Input records:
---+---

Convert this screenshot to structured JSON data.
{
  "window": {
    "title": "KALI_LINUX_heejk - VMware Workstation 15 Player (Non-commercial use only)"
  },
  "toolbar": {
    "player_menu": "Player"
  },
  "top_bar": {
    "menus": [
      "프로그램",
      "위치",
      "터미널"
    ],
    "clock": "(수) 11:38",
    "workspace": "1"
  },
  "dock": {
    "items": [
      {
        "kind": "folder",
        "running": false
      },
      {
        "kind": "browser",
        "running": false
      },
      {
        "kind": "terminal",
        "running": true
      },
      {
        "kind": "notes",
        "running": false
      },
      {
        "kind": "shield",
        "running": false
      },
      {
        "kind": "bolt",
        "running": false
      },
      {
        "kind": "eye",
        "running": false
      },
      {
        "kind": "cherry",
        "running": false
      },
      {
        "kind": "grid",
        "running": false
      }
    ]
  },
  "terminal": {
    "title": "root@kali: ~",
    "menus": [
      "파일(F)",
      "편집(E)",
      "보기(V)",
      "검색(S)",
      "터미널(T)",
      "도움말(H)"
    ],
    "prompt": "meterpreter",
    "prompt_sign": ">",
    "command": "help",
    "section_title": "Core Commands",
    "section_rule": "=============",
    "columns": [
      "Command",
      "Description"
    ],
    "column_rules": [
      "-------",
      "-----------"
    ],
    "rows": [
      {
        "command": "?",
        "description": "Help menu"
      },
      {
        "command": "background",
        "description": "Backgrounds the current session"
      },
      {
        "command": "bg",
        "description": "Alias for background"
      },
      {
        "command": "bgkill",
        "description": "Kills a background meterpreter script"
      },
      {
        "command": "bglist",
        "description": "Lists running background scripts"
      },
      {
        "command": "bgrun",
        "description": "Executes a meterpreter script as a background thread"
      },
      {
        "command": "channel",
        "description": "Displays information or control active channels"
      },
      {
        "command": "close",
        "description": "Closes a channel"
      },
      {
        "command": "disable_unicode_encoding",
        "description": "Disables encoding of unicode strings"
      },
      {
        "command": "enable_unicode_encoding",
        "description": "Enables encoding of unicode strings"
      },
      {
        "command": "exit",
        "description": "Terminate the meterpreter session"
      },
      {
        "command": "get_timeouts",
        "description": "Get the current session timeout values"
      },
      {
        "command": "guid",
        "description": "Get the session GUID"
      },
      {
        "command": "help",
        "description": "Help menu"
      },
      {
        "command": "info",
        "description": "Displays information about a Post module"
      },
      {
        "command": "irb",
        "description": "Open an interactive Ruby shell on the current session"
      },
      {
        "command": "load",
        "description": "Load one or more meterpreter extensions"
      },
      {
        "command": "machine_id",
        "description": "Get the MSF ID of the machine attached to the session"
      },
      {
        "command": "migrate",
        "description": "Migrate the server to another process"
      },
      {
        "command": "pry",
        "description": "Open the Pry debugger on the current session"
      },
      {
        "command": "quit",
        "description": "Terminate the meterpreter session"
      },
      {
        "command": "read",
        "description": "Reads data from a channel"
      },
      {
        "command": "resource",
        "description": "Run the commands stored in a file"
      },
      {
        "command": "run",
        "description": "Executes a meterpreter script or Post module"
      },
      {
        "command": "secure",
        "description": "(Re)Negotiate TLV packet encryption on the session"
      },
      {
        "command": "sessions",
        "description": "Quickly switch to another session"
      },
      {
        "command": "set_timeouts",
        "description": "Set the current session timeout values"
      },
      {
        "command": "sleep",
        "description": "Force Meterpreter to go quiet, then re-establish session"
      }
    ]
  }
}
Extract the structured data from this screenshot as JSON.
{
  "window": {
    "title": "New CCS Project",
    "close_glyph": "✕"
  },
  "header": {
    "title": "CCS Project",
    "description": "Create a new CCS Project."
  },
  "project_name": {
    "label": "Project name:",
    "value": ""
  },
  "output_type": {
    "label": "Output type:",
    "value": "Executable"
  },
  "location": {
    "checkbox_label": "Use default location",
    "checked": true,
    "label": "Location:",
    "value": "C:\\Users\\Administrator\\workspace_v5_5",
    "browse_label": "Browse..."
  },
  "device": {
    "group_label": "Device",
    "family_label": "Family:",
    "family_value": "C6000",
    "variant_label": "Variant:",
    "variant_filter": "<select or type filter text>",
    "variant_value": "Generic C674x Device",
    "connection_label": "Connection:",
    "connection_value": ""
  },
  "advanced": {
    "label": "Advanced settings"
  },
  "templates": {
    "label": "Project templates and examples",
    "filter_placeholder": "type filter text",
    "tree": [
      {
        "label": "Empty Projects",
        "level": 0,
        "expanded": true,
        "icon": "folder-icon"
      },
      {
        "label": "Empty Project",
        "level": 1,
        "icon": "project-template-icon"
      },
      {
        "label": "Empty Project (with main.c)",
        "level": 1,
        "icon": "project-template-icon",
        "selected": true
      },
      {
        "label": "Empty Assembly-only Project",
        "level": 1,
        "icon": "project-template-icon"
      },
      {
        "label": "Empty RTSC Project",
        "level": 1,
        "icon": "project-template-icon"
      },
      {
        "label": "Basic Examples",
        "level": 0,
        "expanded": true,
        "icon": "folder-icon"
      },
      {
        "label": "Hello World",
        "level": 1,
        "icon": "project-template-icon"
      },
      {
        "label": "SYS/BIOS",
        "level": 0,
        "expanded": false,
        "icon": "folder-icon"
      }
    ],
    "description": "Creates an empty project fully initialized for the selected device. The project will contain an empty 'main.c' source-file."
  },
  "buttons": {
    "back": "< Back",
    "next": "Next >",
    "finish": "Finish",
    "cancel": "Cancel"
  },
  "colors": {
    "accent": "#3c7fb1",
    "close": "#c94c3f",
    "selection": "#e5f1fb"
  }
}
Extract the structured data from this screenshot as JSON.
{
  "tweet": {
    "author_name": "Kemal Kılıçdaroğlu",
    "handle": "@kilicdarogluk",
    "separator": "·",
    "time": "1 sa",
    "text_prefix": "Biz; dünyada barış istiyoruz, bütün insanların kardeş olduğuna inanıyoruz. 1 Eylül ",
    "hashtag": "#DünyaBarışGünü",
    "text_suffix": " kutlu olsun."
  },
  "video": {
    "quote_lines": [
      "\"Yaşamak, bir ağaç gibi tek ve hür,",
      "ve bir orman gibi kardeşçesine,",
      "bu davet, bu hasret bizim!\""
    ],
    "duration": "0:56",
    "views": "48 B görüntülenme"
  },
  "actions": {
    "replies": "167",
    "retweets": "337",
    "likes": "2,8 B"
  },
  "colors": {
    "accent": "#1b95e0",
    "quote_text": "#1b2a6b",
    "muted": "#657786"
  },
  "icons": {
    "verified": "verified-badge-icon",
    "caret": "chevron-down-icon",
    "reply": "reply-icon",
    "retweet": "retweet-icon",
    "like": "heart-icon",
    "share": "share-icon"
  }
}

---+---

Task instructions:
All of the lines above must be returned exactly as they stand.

Response to this task:
Convert this screenshot to structured JSON data.
{
  "window": {
    "title": "KALI_LINUX_heejk - VMware Workstation 15 Player (Non-commercial use only)"
  },
  "toolbar": {
    "player_menu": "Player"
  },
  "top_bar": {
    "menus": [
      "프로그램",
      "위치",
      "터미널"
    ],
    "clock": "(수) 11:38",
    "workspace": "1"
  },
  "dock": {
    "items": [
      {
        "kind": "folder",
        "running": false
      },
      {
        "kind": "browser",
        "running": false
      },
      {
        "kind": "terminal",
        "running": true
      },
      {
        "kind": "notes",
        "running": false
      },
      {
        "kind": "shield",
        "running": false
      },
      {
        "kind": "bolt",
        "running": false
      },
      {
        "kind": "eye",
        "running": false
      },
      {
        "kind": "cherry",
        "running": false
      },
      {
        "kind": "grid",
        "running": false
      }
    ]
  },
  "terminal": {
    "title": "root@kali: ~",
    "menus": [
      "파일(F)",
      "편집(E)",
      "보기(V)",
      "검색(S)",
      "터미널(T)",
      "도움말(H)"
    ],
    "prompt": "meterpreter",
    "prompt_sign": ">",
    "command": "help",
    "section_title": "Core Commands",
    "section_rule": "=============",
    "columns": [
      "Command",
      "Description"
    ],
    "column_rules": [
      "-------",
      "-----------"
    ],
    "rows": [
      {
        "command": "?",
        "description": "Help menu"
      },
      {
        "command": "background",
        "description": "Backgrounds the current session"
      },
      {
        "command": "bg",
        "description": "Alias for background"
      },
      {
        "command": "bgkill",
        "description": "Kills a background meterpreter script"
      },
      {
        "command": "bglist",
        "description": "Lists running background scripts"
      },
      {
        "command": "bgrun",
        "description": "Executes a meterpreter script as a background thread"
      },
      {
        "command": "channel",
        "description": "Displays information or control active channels"
      },
      {
        "command": "close",
        "description": "Closes a channel"
      },
      {
        "command": "disable_unicode_encoding",
        "description": "Disables encoding of unicode strings"
      },
      {
        "command": "enable_unicode_encoding",
        "description": "Enables encoding of unicode strings"
      },
      {
        "command": "exit",
        "description": "Terminate the meterpreter session"
      },
      {
        "command": "get_timeouts",
        "description": "Get the current session timeout values"
      },
      {
        "command": "guid",
        "description": "Get the session GUID"
      },
      {
        "command": "help",
        "description": "Help menu"
      },
      {
        "command": "info",
        "description": "Displays information about a Post module"
      },
      {
        "command": "irb",
        "description": "Open an interactive Ruby shell on the current session"
      },
      {
        "command": "load",
        "description": "Load one or more meterpreter extensions"
      },
      {
        "command": "machine_id",
        "description": "Get the MSF ID of the machine attached to the session"
      },
      {
        "command": "migrate",
        "description": "Migrate the server to another process"
      },
      {
        "command": "pry",
        "description": "Open the Pry debugger on the current session"
      },
      {
        "command": "quit",
        "description": "Terminate the meterpreter session"
      },
      {
        "command": "read",
        "description": "Reads data from a channel"
      },
      {
        "command": "resource",
        "description": "Run the commands stored in a file"
      },
      {
        "command": "run",
        "description": "Executes a meterpreter script or Post module"
      },
      {
        "command": "secure",
        "description": "(Re)Negotiate TLV packet encryption on the session"
      },
      {
        "command": "sessions",
        "description": "Quickly switch to another session"
      },
      {
        "command": "set_timeouts",
        "description": "Set the current session timeout values"
      },
      {
        "command": "sleep",
        "description": "Force Meterpreter to go quiet, then re-establish session"
      }
    ]
  }
}
Extract the structured data from this screenshot as JSON.
{
  "window": {
    "title": "New CCS Project",
    "close_glyph": "✕"
  },
  "header": {
    "title": "CCS Project",
    "description": "Create a new CCS Project."
  },
  "project_name": {
    "label": "Project name:",
    "value": ""
  },
  "output_type": {
    "label": "Output type:",
    "value": "Executable"
  },
  "location": {
    "checkbox_label": "Use default location",
    "checked": true,
    "label": "Location:",
    "value": "C:\\Users\\Administrator\\workspace_v5_5",
    "browse_label": "Browse..."
  },
  "device": {
    "group_label": "Device",
    "family_label": "Family:",
    "family_value": "C6000",
    "variant_label": "Variant:",
    "variant_filter": "<select or type filter text>",
    "variant_value": "Generic C674x Device",
    "connection_label": "Connection:",
    "connection_value": ""
  },
  "advanced": {
    "label": "Advanced settings"
  },
  "templates": {
    "label": "Project templates and examples",
    "filter_placeholder": "type filter text",
    "tree": [
      {
        "label": "Empty Projects",
        "level": 0,
        "expanded": true,
        "icon": "folder-icon"
      },
      {
        "label": "Empty Project",
        "level": 1,
        "icon": "project-template-icon"
      },
      {
        "label": "Empty Project (with main.c)",
        "level": 1,
        "icon": "project-template-icon",
        "selected": true
      },
      {
        "label": "Empty Assembly-only Project",
        "level": 1,
        "icon": "project-template-icon"
      },
      {
        "label": "Empty RTSC Project",
        "level": 1,
        "icon": "project-template-icon"
      },
      {
        "label": "Basic Examples",
        "level": 0,
        "expanded": true,
        "icon": "folder-icon"
      },
      {
        "label": "Hello World",
        "level": 1,
        "icon": "project-template-icon"
      },
      {
        "label": "SYS/BIOS",
        "level": 0,
        "expanded": false,
        "icon": "folder-icon"
      }
    ],
    "description": "Creates an empty project fully initialized for the selected device. The project will contain an empty 'main.c' source-file."
  },
  "buttons": {
    "back": "< Back",
    "next": "Next >",
    "finish": "Finish",
    "cancel": "Cancel"
  },
  "colors": {
    "accent": "#3c7fb1",
    "close": "#c94c3f",
    "selection": "#e5f1fb"
  }
}
Extract the structured data from this screenshot as JSON.
{
  "tweet": {
    "author_name": "Kemal Kılıçdaroğlu",
    "handle": "@kilicdarogluk",
    "separator": "·",
    "time": "1 sa",
    "text_prefix": "Biz; dünyada barış istiyoruz, bütün insanların kardeş olduğuna inanıyoruz. 1 Eylül ",
    "hashtag": "#DünyaBarışGünü",
    "text_suffix": " kutlu olsun."
  },
  "video": {
    "quote_lines": [
      "\"Yaşamak, bir ağaç gibi tek ve hür,",
      "ve bir orman gibi kardeşçesine,",
      "bu davet, bu hasret bizim!\""
    ],
    "duration": "0:56",
    "views": "48 B görüntülenme"
  },
  "actions": {
    "replies": "167",
    "retweets": "337",
    "likes": "2,8 B"
  },
  "colors": {
    "accent": "#1b95e0",
    "quote_text": "#1b2a6b",
    "muted": "#657786"
  },
  "icons": {
    "verified": "verified-badge-icon",
    "caret": "chevron-down-icon",
    "reply": "reply-icon",
    "retweet": "retweet-icon",
    "like": "heart-icon",
    "share": "share-icon"
  }
}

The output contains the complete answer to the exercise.